Entries shown START

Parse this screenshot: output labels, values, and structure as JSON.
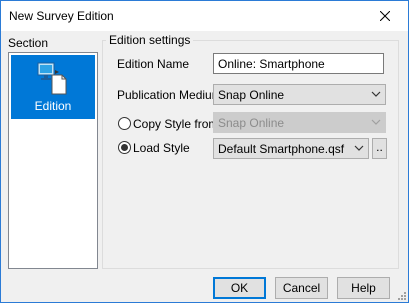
{
  "window": {
    "title": "New Survey Edition"
  },
  "sidebar": {
    "header": "Section",
    "items": [
      {
        "label": "Edition",
        "icon": "edition-icon",
        "selected": true
      }
    ]
  },
  "group": {
    "title": "Edition settings"
  },
  "form": {
    "edition_name_label": "Edition Name",
    "edition_name_value": "Online: Smartphone",
    "publication_medium_label": "Publication Medium",
    "publication_medium_value": "Snap Online",
    "copy_style_label": "Copy Style from",
    "copy_style_value": "Snap Online",
    "load_style_label": "Load Style",
    "load_style_value": "Default Smartphone.qsf",
    "browse_label": ".."
  },
  "buttons": {
    "ok": "OK",
    "cancel": "Cancel",
    "help": "Help"
  },
  "colors": {
    "accent": "#0078d7"
  }
}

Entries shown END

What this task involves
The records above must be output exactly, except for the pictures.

Reply
Parse this screenshot: output labels, values, and structure as JSON.
{
  "window": {
    "title": "New Survey Edition"
  },
  "sidebar": {
    "header": "Section",
    "items": [
      {
        "label": "Edition",
        "icon": "edition-icon",
        "selected": true
      }
    ]
  },
  "group": {
    "title": "Edition settings"
  },
  "form": {
    "edition_name_label": "Edition Name",
    "edition_name_value": "Online: Smartphone",
    "publication_medium_label": "Publication Medium",
    "publication_medium_value": "Snap Online",
    "copy_style_label": "Copy Style from",
    "copy_style_value": "Snap Online",
    "load_style_label": "Load Style",
    "load_style_value": "Default Smartphone.qsf",
    "browse_label": ".."
  },
  "buttons": {
    "ok": "OK",
    "cancel": "Cancel",
    "help": "Help"
  },
  "colors": {
    "accent": "#0078d7"
  }
}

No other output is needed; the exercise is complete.